Articles by Connor Behrens
With the release of these two films, it’s apparent that Hollywood isn’t too lazy and incapable of creating original content. Amid the “Spider-Man” and “Transformers” franchises and the high-budget ridiculousness of “Pirates of the Caribbean,” this week has offered up a tasty alternative and a brief answer to those worried that cinema’s future will consist of nothing but mindless reboots.
“Baby Driver” tells the story of Baby, a young getaway driver who is grudgingly forced to aid criminal heists for an old-timer criminal mastermind in the promise that he will have an improved life.
Using terms such as “slick” or “stylish” could explain the crazed contents of Wright’s gem that runs at a taut one hour and 53 minutes, but that wouldn’t even begin to describe the eclectic, ultra-violent film that fires on all cylinders.
With an all-star cast consisting of Kevin Spacey and Jamie Foxx, “Baby Driver” features a smart screenplay that mixes noir with heart – a combination not seen very often in cinema.
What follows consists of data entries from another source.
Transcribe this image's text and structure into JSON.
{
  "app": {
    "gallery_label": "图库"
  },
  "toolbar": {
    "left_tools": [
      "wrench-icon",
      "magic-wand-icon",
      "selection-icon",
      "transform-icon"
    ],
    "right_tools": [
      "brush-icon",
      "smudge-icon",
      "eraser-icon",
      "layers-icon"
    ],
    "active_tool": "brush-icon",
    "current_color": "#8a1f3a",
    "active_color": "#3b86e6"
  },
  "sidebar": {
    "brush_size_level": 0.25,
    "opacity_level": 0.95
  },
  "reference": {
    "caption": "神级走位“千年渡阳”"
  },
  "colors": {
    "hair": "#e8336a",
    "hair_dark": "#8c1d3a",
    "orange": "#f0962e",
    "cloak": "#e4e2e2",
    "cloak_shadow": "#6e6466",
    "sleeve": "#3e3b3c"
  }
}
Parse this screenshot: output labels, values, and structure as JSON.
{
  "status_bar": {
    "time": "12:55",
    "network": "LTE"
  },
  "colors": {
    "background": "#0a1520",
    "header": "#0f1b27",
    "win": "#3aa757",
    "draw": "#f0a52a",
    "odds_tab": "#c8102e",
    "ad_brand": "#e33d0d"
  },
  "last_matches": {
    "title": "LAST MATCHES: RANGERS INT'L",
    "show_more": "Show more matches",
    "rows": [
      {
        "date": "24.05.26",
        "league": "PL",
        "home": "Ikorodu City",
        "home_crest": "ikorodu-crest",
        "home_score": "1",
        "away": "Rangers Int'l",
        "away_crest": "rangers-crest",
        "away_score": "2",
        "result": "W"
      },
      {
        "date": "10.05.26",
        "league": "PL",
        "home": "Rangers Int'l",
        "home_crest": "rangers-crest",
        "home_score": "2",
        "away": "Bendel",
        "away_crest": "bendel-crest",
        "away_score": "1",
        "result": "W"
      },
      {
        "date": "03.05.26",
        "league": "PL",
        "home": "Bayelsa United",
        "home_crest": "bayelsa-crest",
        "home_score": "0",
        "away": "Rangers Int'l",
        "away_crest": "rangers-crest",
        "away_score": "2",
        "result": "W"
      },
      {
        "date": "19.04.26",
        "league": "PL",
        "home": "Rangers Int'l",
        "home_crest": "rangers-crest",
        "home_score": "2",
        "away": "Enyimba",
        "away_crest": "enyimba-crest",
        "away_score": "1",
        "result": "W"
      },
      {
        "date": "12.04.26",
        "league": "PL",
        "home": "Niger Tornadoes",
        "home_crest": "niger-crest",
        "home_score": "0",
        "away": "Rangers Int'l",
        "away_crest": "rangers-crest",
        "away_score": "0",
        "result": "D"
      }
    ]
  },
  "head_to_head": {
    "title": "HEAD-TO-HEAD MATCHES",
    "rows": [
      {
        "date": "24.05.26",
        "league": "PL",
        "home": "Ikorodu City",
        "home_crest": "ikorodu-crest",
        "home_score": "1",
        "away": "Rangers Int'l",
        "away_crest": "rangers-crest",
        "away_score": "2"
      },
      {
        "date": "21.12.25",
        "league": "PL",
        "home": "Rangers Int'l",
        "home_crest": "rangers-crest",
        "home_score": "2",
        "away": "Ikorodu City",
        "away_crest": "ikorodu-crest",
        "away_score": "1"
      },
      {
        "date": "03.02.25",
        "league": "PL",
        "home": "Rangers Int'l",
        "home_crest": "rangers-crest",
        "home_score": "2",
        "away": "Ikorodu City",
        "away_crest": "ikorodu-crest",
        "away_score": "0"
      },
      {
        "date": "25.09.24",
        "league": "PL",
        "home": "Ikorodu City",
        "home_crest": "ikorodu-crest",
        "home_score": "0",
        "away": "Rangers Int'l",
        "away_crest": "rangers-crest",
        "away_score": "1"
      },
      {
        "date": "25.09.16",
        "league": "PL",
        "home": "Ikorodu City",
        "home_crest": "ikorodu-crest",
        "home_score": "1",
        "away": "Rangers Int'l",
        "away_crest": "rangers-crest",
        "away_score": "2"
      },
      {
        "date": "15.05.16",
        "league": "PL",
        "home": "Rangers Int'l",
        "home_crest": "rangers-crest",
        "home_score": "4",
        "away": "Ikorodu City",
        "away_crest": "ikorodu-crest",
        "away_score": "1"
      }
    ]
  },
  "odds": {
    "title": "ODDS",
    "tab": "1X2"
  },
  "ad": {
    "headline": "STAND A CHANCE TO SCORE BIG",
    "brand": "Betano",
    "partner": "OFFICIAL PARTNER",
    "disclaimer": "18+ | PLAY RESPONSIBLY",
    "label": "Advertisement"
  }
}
But thanks to the tenacity of the scenes and the energy that Wright jolts via the editing and soundtrack, the film is an ultimate winner.
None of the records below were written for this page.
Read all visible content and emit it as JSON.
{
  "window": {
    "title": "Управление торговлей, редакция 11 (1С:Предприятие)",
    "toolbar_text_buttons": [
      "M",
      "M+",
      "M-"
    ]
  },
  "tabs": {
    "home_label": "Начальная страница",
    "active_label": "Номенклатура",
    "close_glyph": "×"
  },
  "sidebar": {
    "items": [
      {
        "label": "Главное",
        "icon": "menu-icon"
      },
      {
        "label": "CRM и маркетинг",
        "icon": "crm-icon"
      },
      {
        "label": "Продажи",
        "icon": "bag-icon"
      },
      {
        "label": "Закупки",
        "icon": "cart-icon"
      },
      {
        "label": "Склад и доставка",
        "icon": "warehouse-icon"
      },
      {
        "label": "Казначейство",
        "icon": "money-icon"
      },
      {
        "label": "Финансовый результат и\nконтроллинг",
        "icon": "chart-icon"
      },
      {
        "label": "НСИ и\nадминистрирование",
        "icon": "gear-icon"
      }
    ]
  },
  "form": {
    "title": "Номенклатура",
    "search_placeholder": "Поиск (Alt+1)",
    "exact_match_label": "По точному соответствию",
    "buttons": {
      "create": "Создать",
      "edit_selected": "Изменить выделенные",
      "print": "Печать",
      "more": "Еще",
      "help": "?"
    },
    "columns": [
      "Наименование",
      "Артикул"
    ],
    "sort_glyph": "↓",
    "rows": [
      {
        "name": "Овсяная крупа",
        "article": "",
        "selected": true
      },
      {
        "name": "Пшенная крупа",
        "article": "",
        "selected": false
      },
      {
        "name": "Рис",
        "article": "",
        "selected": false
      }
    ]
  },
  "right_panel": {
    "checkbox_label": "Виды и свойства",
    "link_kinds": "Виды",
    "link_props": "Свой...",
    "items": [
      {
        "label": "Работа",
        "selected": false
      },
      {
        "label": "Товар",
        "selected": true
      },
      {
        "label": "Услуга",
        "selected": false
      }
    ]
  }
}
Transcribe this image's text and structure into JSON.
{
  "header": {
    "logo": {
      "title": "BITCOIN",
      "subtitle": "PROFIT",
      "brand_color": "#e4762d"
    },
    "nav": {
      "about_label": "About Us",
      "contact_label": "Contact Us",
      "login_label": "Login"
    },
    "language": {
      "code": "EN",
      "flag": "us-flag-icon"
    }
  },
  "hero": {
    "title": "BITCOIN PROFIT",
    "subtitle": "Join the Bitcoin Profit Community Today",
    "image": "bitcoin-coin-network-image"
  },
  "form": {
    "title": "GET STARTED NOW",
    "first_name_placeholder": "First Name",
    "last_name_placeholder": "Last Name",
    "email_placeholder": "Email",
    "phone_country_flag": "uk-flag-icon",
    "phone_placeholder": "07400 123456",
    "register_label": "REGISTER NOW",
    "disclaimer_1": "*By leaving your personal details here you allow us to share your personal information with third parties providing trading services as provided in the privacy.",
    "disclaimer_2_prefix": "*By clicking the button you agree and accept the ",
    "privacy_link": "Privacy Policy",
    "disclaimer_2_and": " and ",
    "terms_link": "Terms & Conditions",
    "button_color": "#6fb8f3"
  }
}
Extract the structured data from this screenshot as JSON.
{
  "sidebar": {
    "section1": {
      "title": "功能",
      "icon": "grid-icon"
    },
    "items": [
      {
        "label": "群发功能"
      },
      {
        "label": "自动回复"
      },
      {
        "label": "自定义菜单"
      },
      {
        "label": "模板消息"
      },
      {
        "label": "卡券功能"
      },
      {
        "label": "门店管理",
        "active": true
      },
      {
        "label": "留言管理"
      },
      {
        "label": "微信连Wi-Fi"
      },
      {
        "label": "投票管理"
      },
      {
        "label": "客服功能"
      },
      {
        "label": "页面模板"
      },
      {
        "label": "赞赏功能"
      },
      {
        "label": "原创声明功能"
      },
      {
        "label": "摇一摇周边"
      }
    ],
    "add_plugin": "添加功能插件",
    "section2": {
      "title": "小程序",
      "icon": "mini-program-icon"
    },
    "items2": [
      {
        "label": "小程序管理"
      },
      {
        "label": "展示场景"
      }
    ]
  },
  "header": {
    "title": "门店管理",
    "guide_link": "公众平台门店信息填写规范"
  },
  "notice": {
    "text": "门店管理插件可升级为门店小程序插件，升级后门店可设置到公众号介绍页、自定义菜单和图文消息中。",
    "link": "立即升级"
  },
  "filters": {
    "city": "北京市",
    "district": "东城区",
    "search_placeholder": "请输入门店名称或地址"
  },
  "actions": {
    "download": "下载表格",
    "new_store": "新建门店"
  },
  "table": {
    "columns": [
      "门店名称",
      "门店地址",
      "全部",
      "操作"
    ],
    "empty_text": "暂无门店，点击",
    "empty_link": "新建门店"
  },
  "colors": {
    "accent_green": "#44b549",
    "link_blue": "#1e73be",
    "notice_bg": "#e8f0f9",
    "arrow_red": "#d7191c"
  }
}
As the credits play and the darkness slowly dissipates as the lights turn on in the theater, you will sit in your chair and think to yourself, “This film is going to be known as a cult classic in 10 years.”
That is “Baby Driver.”
On the opposite side on Netflix, “Okja” provides the next film from the director who created the spellbinding and bizarre “Snowpiercer.”
For a decade, young Mija has been the warden and friend to Okja – a massive pig – in the faraway mountains of South Korea. All of that changes when the Mirando Corporation takes back Okja for themselves and ships her to New York, where a vain and outlandish CEO has ideas for Mija’s pet. With all other options quickly fading, Mija decides to go after and resue Okja, taking her on a wild and dangerous journey.
While not as entrancing as “Snowpiercer” but just as wacky, “Okja” provides a fierce commentary on capitalism and consumerism. While its muddling pace admittedly brings the film down from reaching true greatness, the heartwarming main star (a giant pig you are bound to fall in love with) and supporting cast make this another winner for director Joon-ho. “Okja” also gives hope to Netflix’s promise that they will create more original content and offers a viable way for original films to rein supreme outside the blockbusters and big-budget films.
While this summer has proven blockbusters can be original and still provide a mainstream delight (“Wonder Woman”), it’s refreshing to see a barrage of original films come out in a season where the sphere is almost always dominated by superheroes and giant robots. It’s a healthy mix for general audiences to choose from. And when is that ever a bad thing?